### What you will do
What lines in the data below mention the string "disabled"? Copy them out.

(Records supplied begins)

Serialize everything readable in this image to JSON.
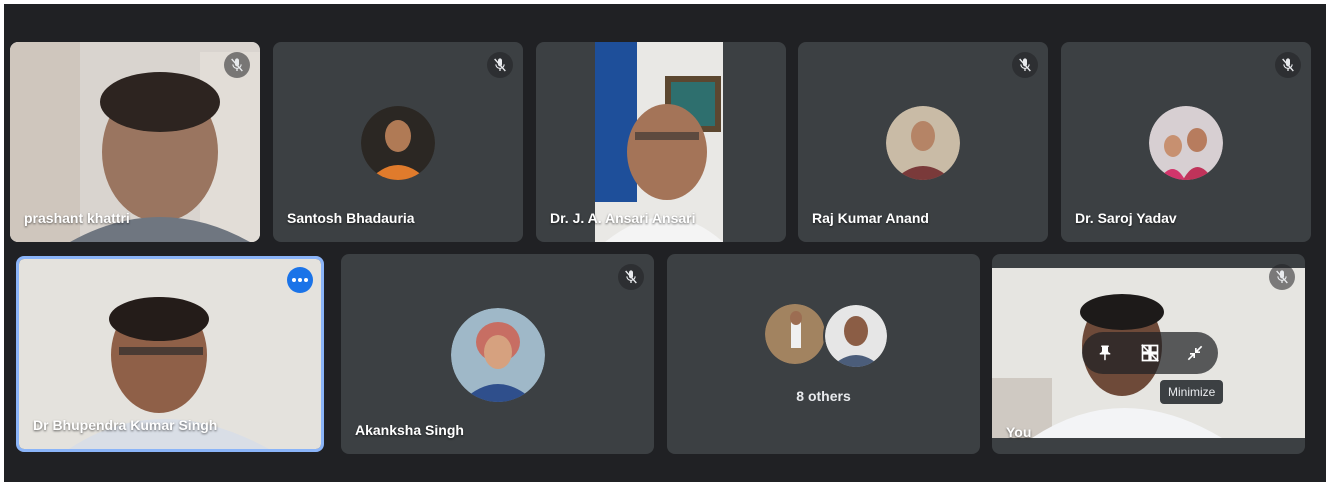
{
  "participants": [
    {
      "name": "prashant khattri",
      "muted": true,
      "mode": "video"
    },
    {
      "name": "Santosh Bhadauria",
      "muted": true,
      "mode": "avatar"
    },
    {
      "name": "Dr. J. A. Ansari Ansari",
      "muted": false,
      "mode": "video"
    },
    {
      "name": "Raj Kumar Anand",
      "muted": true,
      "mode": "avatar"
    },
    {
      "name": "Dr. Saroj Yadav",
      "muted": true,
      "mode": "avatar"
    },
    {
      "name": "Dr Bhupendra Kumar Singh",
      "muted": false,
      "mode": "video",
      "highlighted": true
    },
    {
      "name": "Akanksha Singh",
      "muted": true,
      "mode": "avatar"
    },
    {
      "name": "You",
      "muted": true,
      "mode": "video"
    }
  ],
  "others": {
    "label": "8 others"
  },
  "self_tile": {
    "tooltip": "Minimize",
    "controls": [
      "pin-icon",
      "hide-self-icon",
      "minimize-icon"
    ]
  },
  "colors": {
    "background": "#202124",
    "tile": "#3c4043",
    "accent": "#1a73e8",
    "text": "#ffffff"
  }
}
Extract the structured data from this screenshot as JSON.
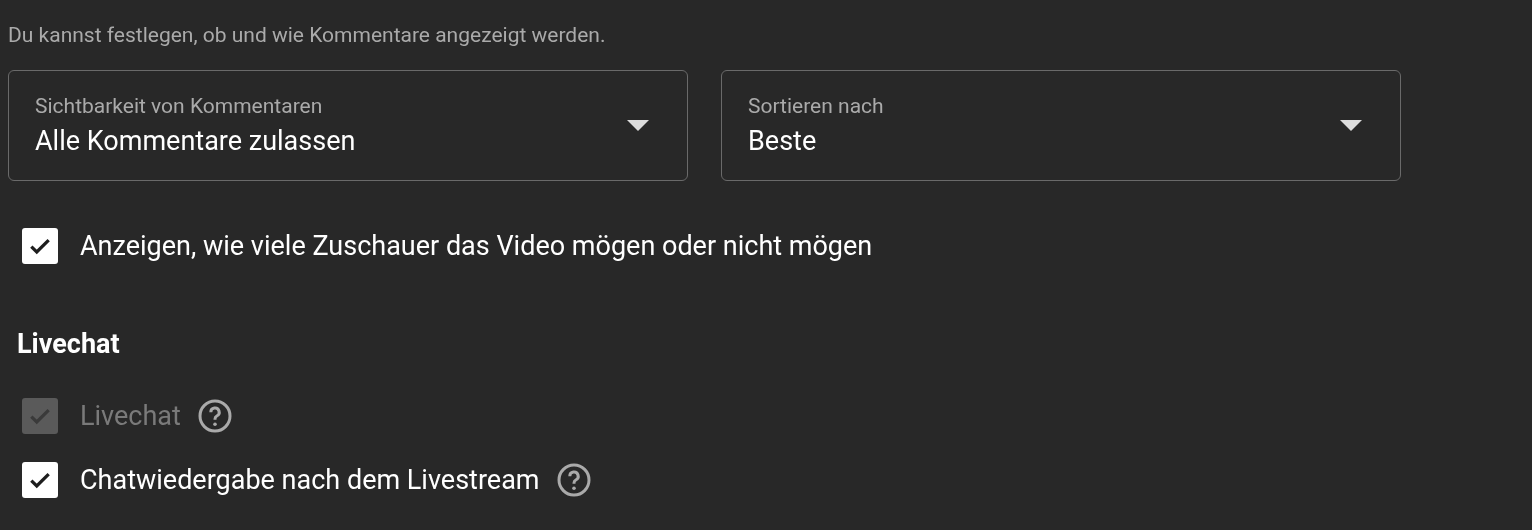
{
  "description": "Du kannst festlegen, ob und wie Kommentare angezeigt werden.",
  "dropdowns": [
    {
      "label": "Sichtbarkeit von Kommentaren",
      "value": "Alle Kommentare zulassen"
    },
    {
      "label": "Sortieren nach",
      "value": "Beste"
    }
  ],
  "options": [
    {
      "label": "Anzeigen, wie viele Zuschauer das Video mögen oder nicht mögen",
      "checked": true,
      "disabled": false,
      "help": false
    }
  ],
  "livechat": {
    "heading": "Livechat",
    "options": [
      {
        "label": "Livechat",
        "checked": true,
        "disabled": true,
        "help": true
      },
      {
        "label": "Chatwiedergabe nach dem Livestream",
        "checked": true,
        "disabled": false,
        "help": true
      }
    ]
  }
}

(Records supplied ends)
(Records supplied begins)

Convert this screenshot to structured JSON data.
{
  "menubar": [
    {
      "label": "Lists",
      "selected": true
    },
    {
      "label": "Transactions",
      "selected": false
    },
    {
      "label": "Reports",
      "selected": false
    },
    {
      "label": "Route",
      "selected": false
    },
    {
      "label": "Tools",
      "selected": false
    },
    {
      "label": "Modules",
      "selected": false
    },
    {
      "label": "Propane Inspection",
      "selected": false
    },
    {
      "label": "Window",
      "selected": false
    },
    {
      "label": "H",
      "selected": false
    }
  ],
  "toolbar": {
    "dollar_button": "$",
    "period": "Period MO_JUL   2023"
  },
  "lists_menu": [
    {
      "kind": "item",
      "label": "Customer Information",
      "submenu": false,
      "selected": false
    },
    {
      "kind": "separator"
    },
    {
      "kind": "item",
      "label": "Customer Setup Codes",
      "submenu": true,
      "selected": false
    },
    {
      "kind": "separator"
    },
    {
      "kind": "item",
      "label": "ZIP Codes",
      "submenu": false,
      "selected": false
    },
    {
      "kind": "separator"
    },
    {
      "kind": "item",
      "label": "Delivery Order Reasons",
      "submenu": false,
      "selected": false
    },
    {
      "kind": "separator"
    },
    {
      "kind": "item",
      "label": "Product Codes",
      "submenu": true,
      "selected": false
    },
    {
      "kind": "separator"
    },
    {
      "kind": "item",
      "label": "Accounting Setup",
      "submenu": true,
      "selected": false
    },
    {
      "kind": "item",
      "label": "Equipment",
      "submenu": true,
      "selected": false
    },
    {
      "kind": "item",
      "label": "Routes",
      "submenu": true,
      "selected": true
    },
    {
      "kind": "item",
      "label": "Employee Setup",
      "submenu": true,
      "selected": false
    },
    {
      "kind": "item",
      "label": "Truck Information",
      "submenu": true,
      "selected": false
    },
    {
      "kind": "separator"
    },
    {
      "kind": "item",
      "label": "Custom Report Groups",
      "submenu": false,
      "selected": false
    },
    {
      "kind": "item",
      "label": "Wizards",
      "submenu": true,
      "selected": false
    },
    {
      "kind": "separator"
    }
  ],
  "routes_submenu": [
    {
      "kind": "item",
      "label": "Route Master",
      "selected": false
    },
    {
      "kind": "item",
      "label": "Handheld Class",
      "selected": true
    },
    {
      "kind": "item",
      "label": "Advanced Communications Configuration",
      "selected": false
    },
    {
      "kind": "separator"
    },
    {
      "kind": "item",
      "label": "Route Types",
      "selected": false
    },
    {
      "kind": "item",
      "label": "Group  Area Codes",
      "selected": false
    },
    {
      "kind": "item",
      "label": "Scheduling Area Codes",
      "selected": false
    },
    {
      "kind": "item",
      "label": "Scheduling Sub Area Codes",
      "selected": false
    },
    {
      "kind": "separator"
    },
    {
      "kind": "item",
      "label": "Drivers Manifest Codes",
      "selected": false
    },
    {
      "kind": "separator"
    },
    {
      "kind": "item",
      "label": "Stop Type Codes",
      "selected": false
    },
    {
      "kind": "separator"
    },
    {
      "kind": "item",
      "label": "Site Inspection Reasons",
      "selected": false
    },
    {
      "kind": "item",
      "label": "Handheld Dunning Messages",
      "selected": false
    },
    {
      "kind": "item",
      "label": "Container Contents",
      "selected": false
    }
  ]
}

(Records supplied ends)

### Output of the task
      "disabled": false,
        "disabled": true,
        "disabled": false,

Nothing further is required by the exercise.